Should the Yukon open her arms to the tender wooing of oil and gas?
Should the Yukon be open to oil and gas exploration? Here is the question we will not see on a territorial referendum any time soon.
And isn’t that a shame? Because if it were to happen, we who move around here and breathe the rarified mountain air and drink the crystal-clear water might have some input into what unfolds around us. May I suggest this is exactly what investors don’t want? Yes, I may.
Trouble is the Jed Clampett method of bringing up the oil has become a lot more sophisticated. Not too much is going to happen without a bit of fracking going on.

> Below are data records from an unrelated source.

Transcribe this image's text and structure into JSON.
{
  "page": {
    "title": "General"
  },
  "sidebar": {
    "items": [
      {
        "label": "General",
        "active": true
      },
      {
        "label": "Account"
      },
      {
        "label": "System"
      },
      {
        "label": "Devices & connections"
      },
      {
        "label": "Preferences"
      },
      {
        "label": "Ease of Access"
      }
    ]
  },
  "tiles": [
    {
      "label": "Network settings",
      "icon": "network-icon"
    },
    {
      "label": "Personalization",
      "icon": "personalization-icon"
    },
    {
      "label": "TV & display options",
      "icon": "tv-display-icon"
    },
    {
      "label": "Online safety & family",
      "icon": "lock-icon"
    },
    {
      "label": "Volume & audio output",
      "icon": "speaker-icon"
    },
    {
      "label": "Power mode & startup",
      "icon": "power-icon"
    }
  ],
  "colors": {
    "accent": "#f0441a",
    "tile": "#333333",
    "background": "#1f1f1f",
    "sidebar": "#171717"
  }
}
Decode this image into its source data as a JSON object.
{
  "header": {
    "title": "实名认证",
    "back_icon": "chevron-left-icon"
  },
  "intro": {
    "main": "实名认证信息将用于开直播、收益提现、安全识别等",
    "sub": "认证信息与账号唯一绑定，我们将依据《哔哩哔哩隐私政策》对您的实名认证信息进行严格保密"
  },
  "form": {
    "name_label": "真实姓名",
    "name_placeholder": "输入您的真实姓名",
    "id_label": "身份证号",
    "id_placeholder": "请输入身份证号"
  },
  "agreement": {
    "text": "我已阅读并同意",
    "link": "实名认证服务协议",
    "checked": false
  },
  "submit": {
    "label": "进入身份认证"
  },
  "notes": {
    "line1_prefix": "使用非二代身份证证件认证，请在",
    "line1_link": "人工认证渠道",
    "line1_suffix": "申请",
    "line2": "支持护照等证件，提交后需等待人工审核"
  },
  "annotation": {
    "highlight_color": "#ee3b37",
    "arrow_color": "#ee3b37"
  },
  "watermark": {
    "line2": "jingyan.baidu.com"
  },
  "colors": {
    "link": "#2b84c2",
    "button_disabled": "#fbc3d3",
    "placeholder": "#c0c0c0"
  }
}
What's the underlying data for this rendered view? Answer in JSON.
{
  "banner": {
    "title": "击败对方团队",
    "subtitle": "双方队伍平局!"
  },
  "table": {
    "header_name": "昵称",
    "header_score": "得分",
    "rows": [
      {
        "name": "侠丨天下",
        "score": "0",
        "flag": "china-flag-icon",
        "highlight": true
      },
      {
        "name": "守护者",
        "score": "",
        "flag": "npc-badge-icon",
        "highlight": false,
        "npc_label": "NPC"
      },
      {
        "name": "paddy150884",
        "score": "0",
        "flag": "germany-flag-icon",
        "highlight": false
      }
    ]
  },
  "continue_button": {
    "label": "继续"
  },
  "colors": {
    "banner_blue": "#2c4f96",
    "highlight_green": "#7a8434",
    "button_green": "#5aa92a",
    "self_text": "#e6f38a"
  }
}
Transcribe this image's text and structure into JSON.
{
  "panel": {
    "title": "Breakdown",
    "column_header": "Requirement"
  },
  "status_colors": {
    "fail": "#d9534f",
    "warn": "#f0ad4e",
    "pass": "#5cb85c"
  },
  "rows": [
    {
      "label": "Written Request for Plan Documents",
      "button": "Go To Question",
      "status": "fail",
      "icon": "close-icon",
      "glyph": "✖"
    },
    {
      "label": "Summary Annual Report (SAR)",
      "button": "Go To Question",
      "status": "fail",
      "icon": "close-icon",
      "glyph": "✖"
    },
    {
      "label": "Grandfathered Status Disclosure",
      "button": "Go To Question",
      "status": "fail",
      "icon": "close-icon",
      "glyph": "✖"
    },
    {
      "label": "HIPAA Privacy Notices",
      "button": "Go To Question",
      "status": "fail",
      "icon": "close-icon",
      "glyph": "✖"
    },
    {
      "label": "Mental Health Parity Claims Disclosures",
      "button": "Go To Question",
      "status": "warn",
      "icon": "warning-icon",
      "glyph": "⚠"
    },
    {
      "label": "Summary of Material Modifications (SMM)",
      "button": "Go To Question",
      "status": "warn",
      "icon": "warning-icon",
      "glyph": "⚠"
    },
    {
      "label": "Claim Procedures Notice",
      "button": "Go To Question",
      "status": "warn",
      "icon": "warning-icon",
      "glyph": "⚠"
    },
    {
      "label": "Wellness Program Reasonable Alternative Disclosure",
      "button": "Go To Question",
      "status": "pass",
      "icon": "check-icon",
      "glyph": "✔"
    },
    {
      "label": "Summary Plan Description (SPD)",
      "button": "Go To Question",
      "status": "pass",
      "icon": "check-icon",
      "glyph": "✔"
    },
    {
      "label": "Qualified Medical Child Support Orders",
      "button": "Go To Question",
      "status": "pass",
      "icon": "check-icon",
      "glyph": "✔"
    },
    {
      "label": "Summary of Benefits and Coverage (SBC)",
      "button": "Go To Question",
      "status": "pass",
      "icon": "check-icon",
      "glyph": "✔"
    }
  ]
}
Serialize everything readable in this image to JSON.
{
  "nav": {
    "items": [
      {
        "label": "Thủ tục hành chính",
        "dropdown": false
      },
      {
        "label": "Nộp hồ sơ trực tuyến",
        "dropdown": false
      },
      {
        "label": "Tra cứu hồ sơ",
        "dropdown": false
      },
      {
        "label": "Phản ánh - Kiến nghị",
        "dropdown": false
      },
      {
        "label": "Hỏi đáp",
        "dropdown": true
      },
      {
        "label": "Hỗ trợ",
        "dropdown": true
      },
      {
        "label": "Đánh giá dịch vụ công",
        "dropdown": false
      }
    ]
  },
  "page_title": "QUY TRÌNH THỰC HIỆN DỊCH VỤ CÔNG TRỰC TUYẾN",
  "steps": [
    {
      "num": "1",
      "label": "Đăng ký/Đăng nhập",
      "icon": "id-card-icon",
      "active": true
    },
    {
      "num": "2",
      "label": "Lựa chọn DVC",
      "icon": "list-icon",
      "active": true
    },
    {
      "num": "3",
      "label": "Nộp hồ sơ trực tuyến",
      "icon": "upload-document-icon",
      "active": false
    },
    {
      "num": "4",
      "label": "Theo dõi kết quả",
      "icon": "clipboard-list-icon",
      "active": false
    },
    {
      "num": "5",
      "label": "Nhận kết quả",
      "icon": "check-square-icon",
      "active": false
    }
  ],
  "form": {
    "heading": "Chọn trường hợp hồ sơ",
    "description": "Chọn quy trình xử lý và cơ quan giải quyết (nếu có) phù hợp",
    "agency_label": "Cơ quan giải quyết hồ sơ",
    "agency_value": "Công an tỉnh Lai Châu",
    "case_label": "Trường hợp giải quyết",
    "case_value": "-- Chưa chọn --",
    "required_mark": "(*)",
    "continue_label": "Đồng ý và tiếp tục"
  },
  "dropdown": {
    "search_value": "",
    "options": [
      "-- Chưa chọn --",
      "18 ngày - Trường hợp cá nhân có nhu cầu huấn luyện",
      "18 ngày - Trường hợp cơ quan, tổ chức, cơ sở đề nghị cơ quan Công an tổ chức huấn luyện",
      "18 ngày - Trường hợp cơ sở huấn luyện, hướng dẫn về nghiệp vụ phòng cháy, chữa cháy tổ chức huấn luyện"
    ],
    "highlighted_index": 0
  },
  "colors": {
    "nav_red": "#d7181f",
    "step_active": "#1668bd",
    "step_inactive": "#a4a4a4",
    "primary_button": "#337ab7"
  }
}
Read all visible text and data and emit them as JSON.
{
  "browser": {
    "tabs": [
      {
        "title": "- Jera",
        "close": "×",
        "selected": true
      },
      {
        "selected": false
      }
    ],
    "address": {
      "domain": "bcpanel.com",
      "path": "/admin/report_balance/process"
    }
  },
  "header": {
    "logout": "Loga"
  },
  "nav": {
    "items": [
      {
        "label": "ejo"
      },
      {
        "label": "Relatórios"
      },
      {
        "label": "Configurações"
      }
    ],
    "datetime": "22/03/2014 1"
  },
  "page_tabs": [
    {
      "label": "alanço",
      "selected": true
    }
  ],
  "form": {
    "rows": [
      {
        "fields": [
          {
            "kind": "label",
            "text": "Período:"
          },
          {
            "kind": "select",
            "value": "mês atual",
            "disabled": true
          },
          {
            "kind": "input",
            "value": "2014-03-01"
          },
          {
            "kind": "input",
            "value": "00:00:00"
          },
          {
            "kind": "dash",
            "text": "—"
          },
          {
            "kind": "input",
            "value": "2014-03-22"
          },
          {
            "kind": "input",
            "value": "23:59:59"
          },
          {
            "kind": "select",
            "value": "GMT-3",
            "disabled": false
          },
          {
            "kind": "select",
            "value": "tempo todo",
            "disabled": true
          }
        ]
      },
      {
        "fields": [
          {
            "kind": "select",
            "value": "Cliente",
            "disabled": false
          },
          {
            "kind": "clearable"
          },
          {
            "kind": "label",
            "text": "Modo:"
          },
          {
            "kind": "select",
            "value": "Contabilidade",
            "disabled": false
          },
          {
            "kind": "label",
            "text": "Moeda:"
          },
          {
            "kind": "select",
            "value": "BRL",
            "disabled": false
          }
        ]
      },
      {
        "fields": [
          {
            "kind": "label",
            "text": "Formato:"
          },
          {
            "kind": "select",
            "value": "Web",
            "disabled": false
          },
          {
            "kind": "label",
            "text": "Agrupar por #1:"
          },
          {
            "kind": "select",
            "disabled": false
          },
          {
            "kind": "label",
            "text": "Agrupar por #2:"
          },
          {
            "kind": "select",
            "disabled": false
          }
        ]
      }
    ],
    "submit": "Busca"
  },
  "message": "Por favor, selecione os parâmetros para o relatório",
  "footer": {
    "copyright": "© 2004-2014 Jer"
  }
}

Have you watched the documentary Gaslands by Josh Fox? Well worth the watch. It’s available online.
He describes going throughout the United States and interviewing people about the practice of fracking. Again and again, common tap water explodes in flames due to the heavy concentration of methane gas. Other places, the tap water is so full of sediment it is totally unusable.
Hundreds of chemicals are added to the mixture, which is pumped deep into the earth. Some are known carcinogens. Add to that, the dozens of semi-loads of water required for each individual bore and you begin to see the scale of what is being proposed.
I have actually only seen one fracking site and it was on my parents’ farm in Saskatchewan. It was a huge operation. An area approximately 60 square metres of topsoil was pushed aside into berms standing about seven metres high. This is to contain any potential spillage.
Just imagine that scene replicated next to your favourite camping spots all over the Yukon. “Fracking is completely safe and poses no threat to the environment or to humans,” signed the investors club.
But what of all the local spinoff benefits of this new and exciting level of activity in the Yukon? For three years, lots of product will be bought locally. That’s the reason for the land use applications near the population centres, to win local support for the project.
After that teaser to get us to like them, it’s a free-for-all, with just about all supplies and labour brought in from elsewhere. (That’s what YESAB stands for by the way – Yes Alberta.) We can wait and see, or just stop it now.
Of course, we nature lovers in the Yukon are just as guilty as anyone else. We hand the Visa to the guy at the pumps so we can go bird watching, and that’s what drives the bird-killing engine pounding its way towards us.